In January, UTSA will receive a $2 million microscope so powerful that it can zoom down to view a single atom. It is one of two microscopes of its kind in the world. The other is in Japan.
“It has the power to see 0.8 angstrom,” says Alvaro Mayoral, a researcher who works in the Advanced Microscopy and Nanotechnology Lab (AMNL). One angstrom is about equal to 0.1 nanometers.
To demonstrate the power of the new microscope, Mayoral uses a paper clip as an example. With the current microscopes, the researchers can see a string of atoms together, much like a whole paper clip. When the paper clip is cut into pieces, it’s harder to see each individual piece. The new microscope will let the researchers see those individual pieces.
Older microscopes can only see 2-D images; however, the JEM-ARM200F, or the “Arm” as David Olmos, facilities manager in the AMNL, calls it, can see images in three dimensions, making it easier to pinpoint where problems lie in samples.
“We are proud of this new microscope because it’ll put UTSA on the map,” says Dr. Miguel Yacaman, chair of the Department of Physics and Astronomy. “None of the other universities in the Texas system have one like it.”
The microscope is a gift from the Kleberg Foundation, which is responsible for helping advance cancer research. In 2008, the foundation also helped UTSA purchase two atomic force microscopes and one scanning microscope. The “Arm,” however, will be more helpful in the work that the researchers are doing in the lab.

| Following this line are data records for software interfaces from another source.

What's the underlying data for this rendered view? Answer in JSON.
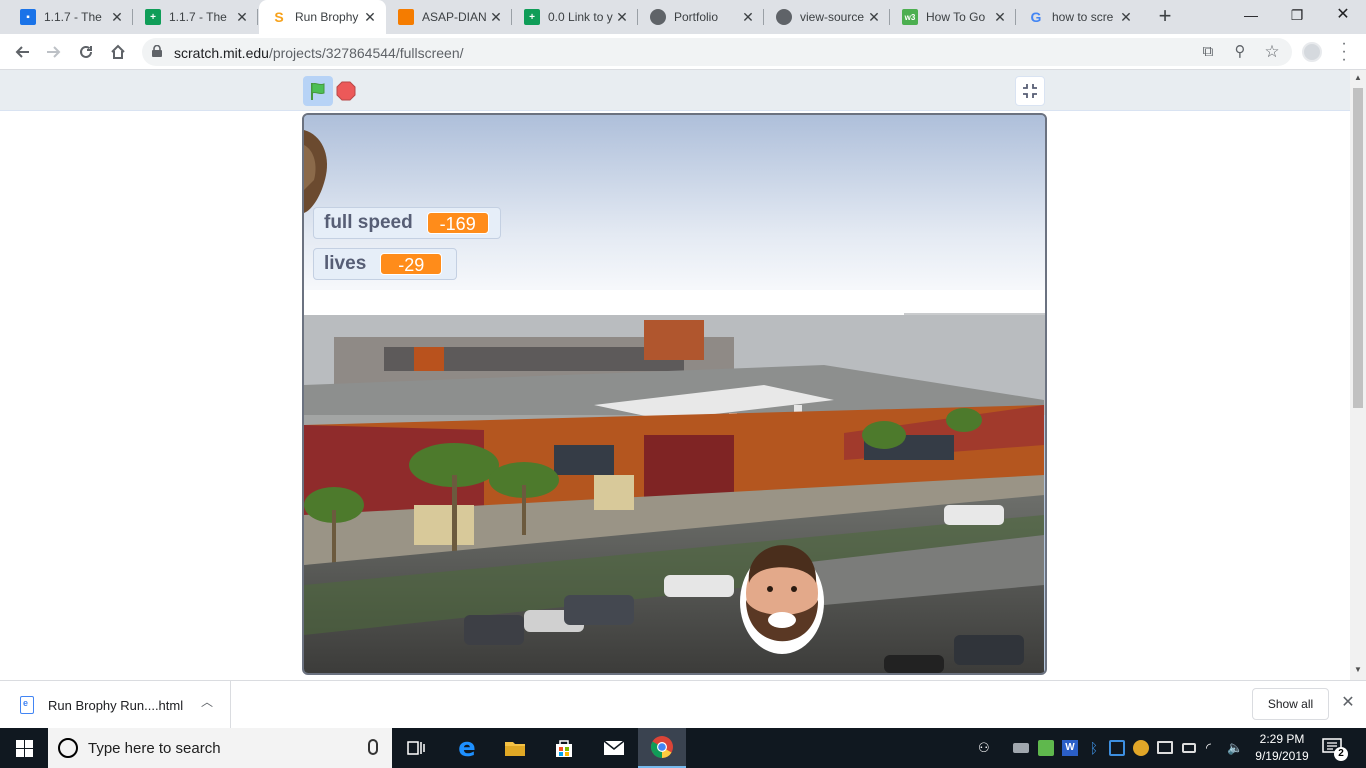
{
  "browser": {
    "tabs": [
      {
        "title": "1.1.7 - The",
        "icon": "google-classroom-icon",
        "color": "#1a73e8"
      },
      {
        "title": "1.1.7 - The",
        "icon": "google-sheets-icon",
        "color": "#0f9d58"
      },
      {
        "title": "Run Brophy",
        "icon": "scratch-icon",
        "color": "#f7a21b",
        "active": true
      },
      {
        "title": "ASAP-DIAN",
        "icon": "asap-cube-icon",
        "color": "#f57c00"
      },
      {
        "title": "0.0 Link to y",
        "icon": "google-sheets-icon",
        "color": "#0f9d58"
      },
      {
        "title": "Portfolio",
        "icon": "globe-icon",
        "color": "#5f6368"
      },
      {
        "title": "view-source",
        "icon": "globe-icon",
        "color": "#5f6368"
      },
      {
        "title": "How To Go",
        "icon": "w3schools-icon",
        "color": "#4caf50"
      },
      {
        "title": "how to scre",
        "icon": "google-icon",
        "color": "#4285f4"
      }
    ],
    "url_host": "scratch.mit.edu",
    "url_path": "/projects/327864544/fullscreen/"
  },
  "scratch": {
    "monitors": [
      {
        "label": "full speed",
        "value": "-169"
      },
      {
        "label": "lives",
        "value": "-29"
      }
    ]
  },
  "downloads": {
    "file_name": "Run Brophy Run....html",
    "show_all_label": "Show all"
  },
  "taskbar": {
    "search_placeholder": "Type here to search",
    "time": "2:29 PM",
    "date": "9/19/2019",
    "notification_count": "2"
  }
}
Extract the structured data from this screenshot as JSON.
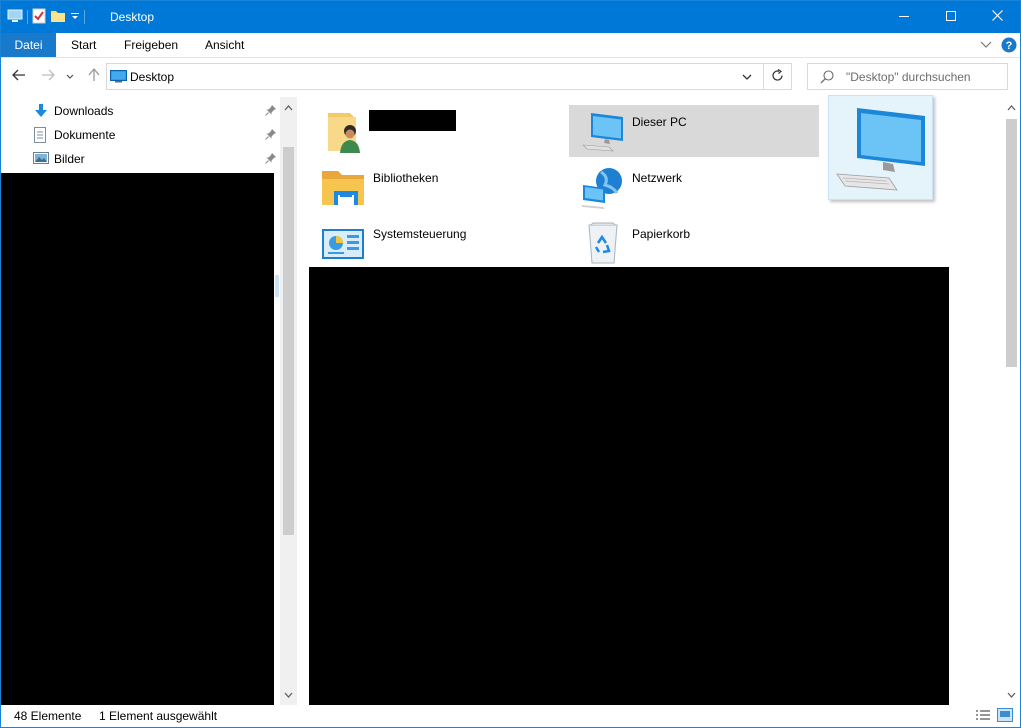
{
  "window": {
    "title": "Desktop",
    "accent_color": "#0078d7",
    "controls": [
      "minimize-icon",
      "maximize-icon",
      "close-icon"
    ]
  },
  "quick_access_toolbar": {
    "icons": [
      "explorer-icon",
      "properties-icon",
      "new-folder-icon",
      "customize-dropdown-icon"
    ]
  },
  "ribbon": {
    "tabs": [
      {
        "label": "Datei",
        "active": true
      },
      {
        "label": "Start"
      },
      {
        "label": "Freigeben"
      },
      {
        "label": "Ansicht"
      }
    ],
    "help_icon": "help-icon",
    "expand_icon": "chevron-down-icon"
  },
  "navigation": {
    "back_icon": "arrow-left-icon",
    "forward_icon": "arrow-right-icon",
    "recent_icon": "chevron-down-icon",
    "up_icon": "arrow-up-icon"
  },
  "address_bar": {
    "location": "Desktop",
    "icons": [
      "desktop-icon",
      "chevron-down-icon",
      "refresh-icon"
    ]
  },
  "search": {
    "placeholder": "\"Desktop\" durchsuchen",
    "icon": "search-icon"
  },
  "nav_pane": {
    "items": [
      {
        "label": "Downloads",
        "icon": "downloads-icon",
        "pinned": true
      },
      {
        "label": "Dokumente",
        "icon": "documents-icon",
        "pinned": true
      },
      {
        "label": "Bilder",
        "icon": "pictures-icon",
        "pinned": true
      }
    ]
  },
  "content": {
    "items": [
      {
        "label": "",
        "icon": "user-folder-icon",
        "redacted": true
      },
      {
        "label": "Dieser PC",
        "icon": "computer-icon",
        "selected": true
      },
      {
        "label": "Bibliotheken",
        "icon": "libraries-icon"
      },
      {
        "label": "Netzwerk",
        "icon": "network-icon"
      },
      {
        "label": "Systemsteuerung",
        "icon": "control-panel-icon"
      },
      {
        "label": "Papierkorb",
        "icon": "recycle-bin-icon"
      }
    ],
    "drag_preview_icon": "computer-icon"
  },
  "status_bar": {
    "item_count": "48 Elemente",
    "selection": "1 Element ausgewählt",
    "view_icons": [
      "details-view-icon",
      "large-icons-view-icon"
    ]
  }
}
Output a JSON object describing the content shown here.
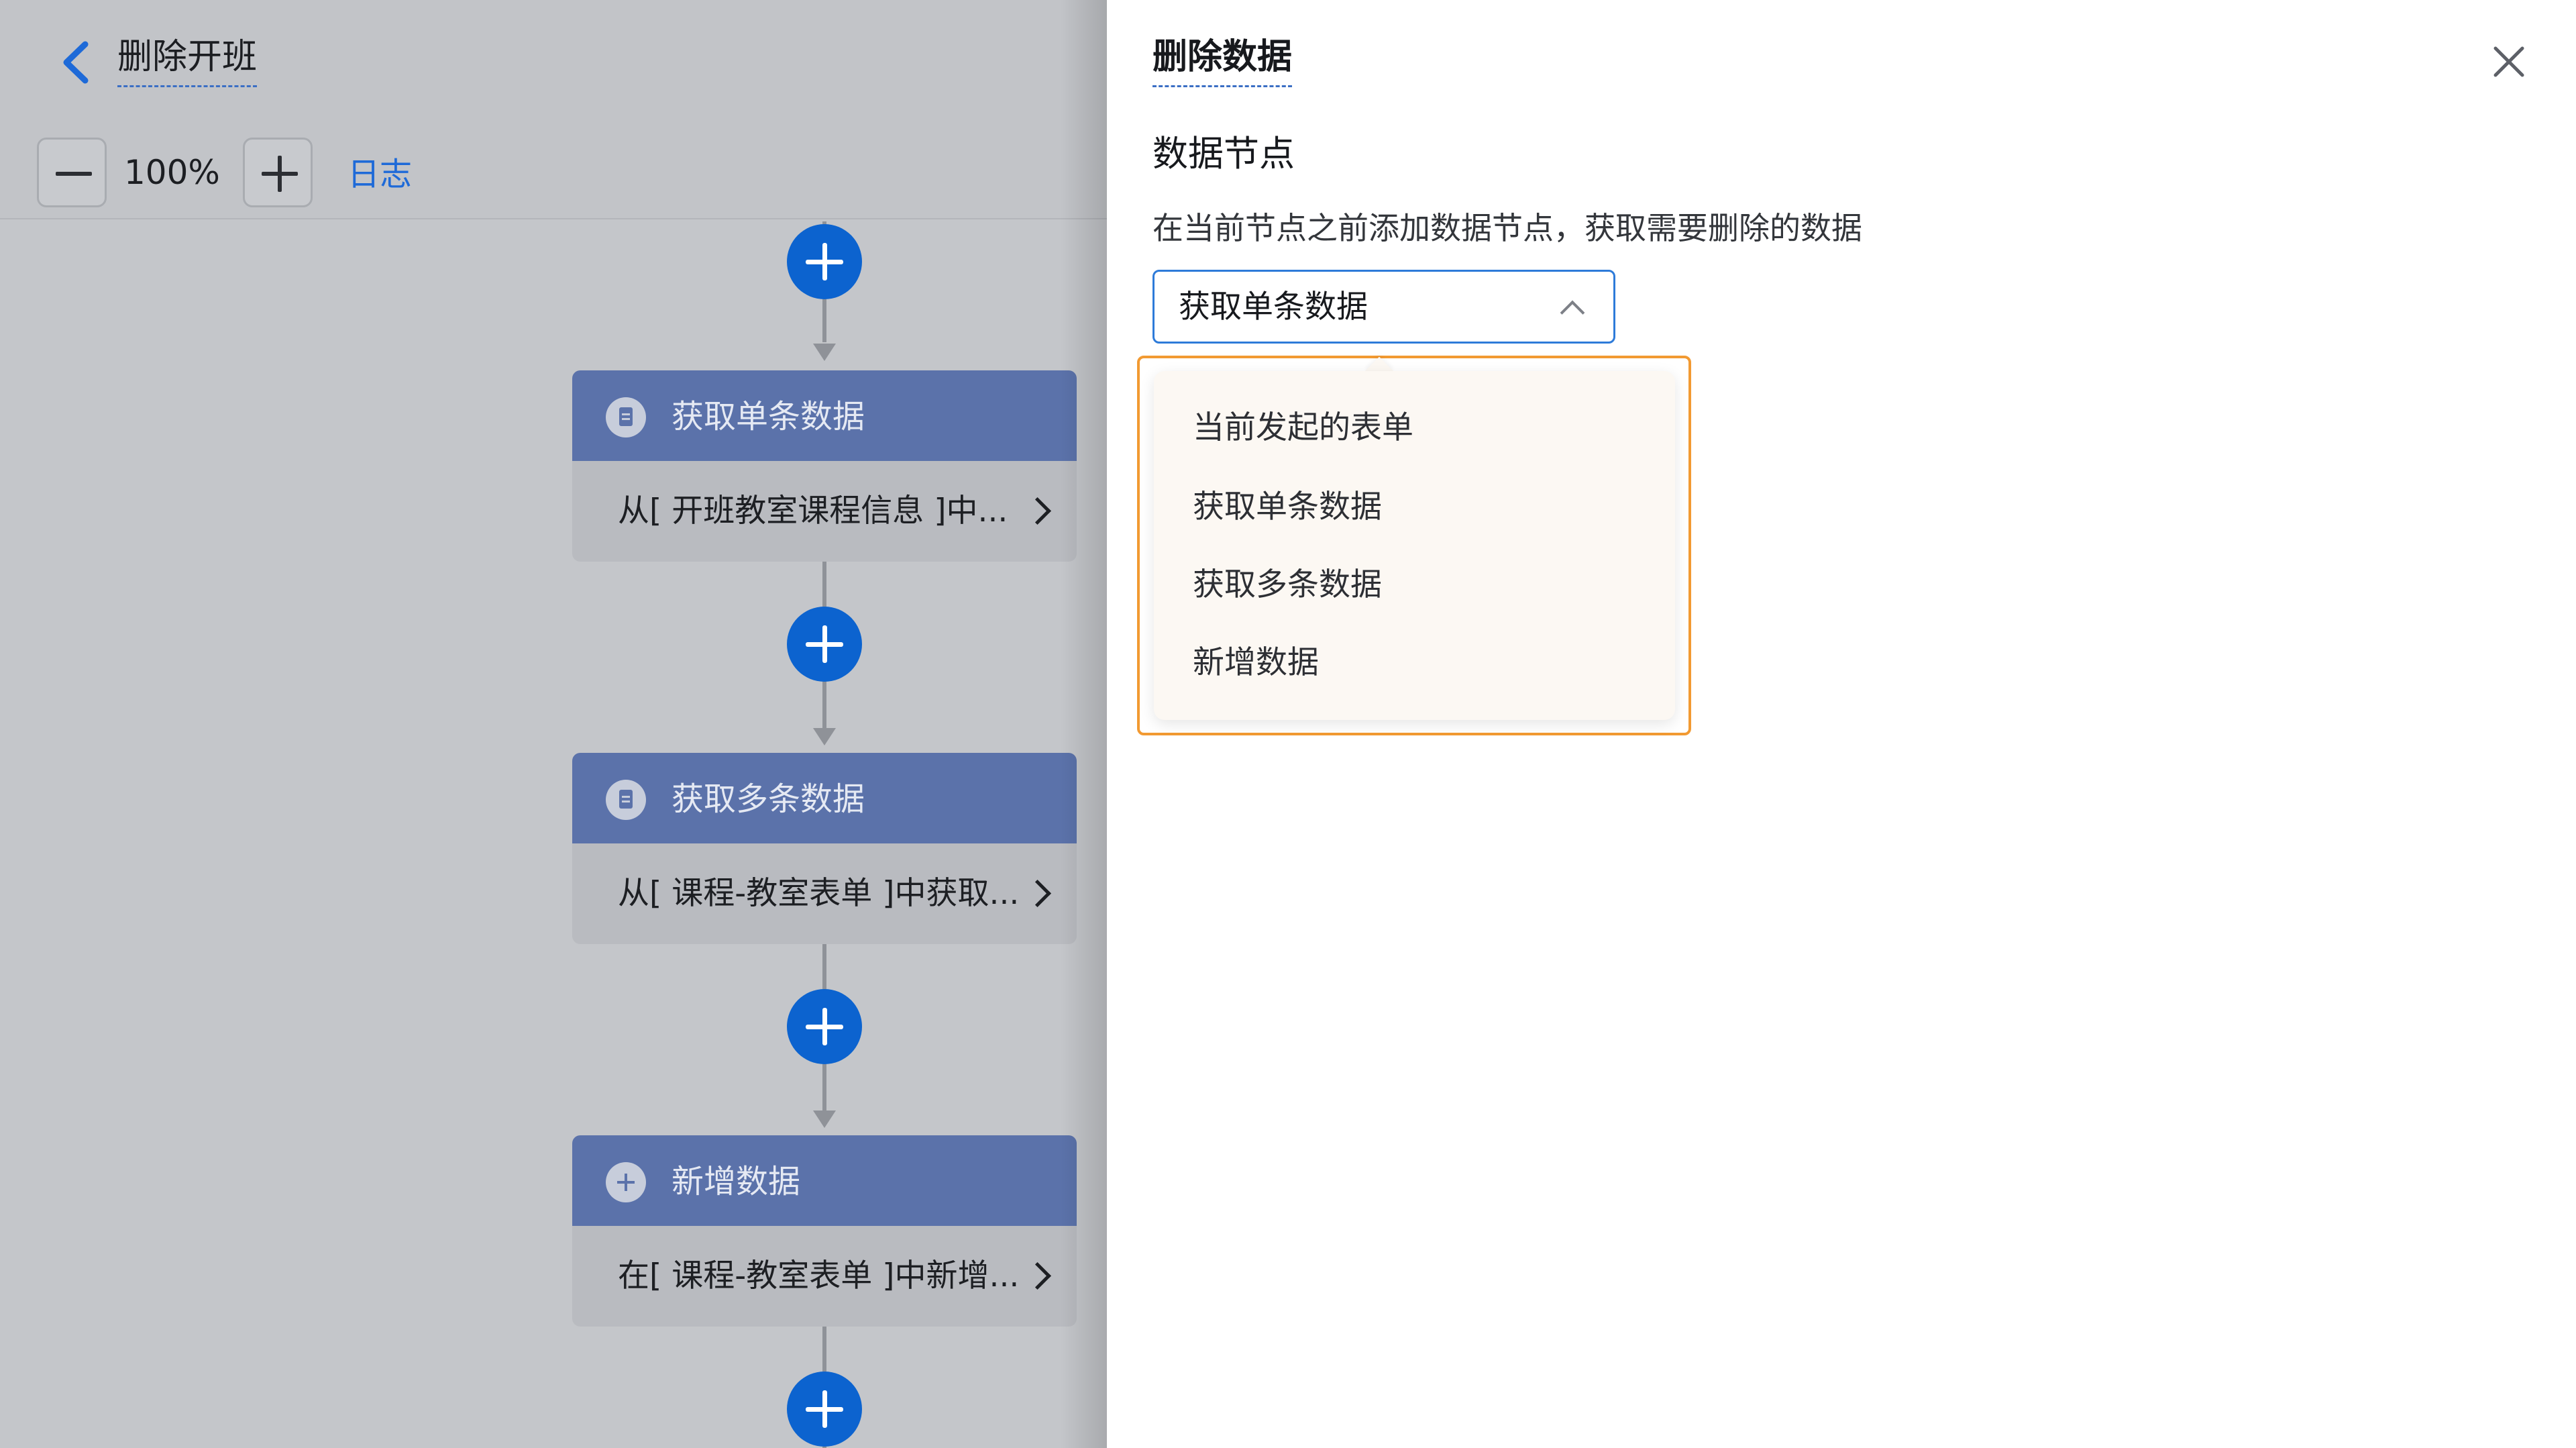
{
  "header": {
    "title": "删除开班"
  },
  "toolbar": {
    "zoom_level": "100%",
    "log_label": "日志"
  },
  "workflow": {
    "nodes": [
      {
        "title": "获取单条数据",
        "summary": "从[ 开班教室课程信息 ]中...",
        "icon": "document-icon"
      },
      {
        "title": "获取多条数据",
        "summary": "从[ 课程-教室表单 ]中获取...",
        "icon": "document-icon"
      },
      {
        "title": "新增数据",
        "summary": "在[ 课程-教室表单 ]中新增...",
        "icon": "plus-circle-icon"
      }
    ]
  },
  "drawer": {
    "title": "删除数据",
    "section_title": "数据节点",
    "description": "在当前节点之前添加数据节点，获取需要删除的数据",
    "select": {
      "value": "获取单条数据"
    },
    "options": [
      "当前发起的表单",
      "获取单条数据",
      "获取多条数据",
      "新增数据"
    ]
  },
  "colors": {
    "primary": "#0c63cf",
    "node_header": "#5b72aa",
    "highlight_outline": "#f29a32",
    "dropdown_bg": "#fcf8f3"
  }
}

The microscope will assist with research on the use of zinc oxide to make solar panels cheaper. Currently, solar panels are made of Silicone. “Silicone is too expensive,” says Leonard Deepak Francis, a researcher in the Nanotechnology lab.
The “Arm” will also be used in other scientific research projects. “The new microscope can help in the attacking and treatment of terminal cancer, targeting drug delivery and even in cosmetic technology,” Yacaman said.
The new microscope will be available to a variety of users. “All the different departments will use it, even students who sign up for it,” Yacaman said.
Olmos is excited about the new microscope. “It’s like going from a Volkswagen, to a Ford, to a Cadillac, to a Maserati!”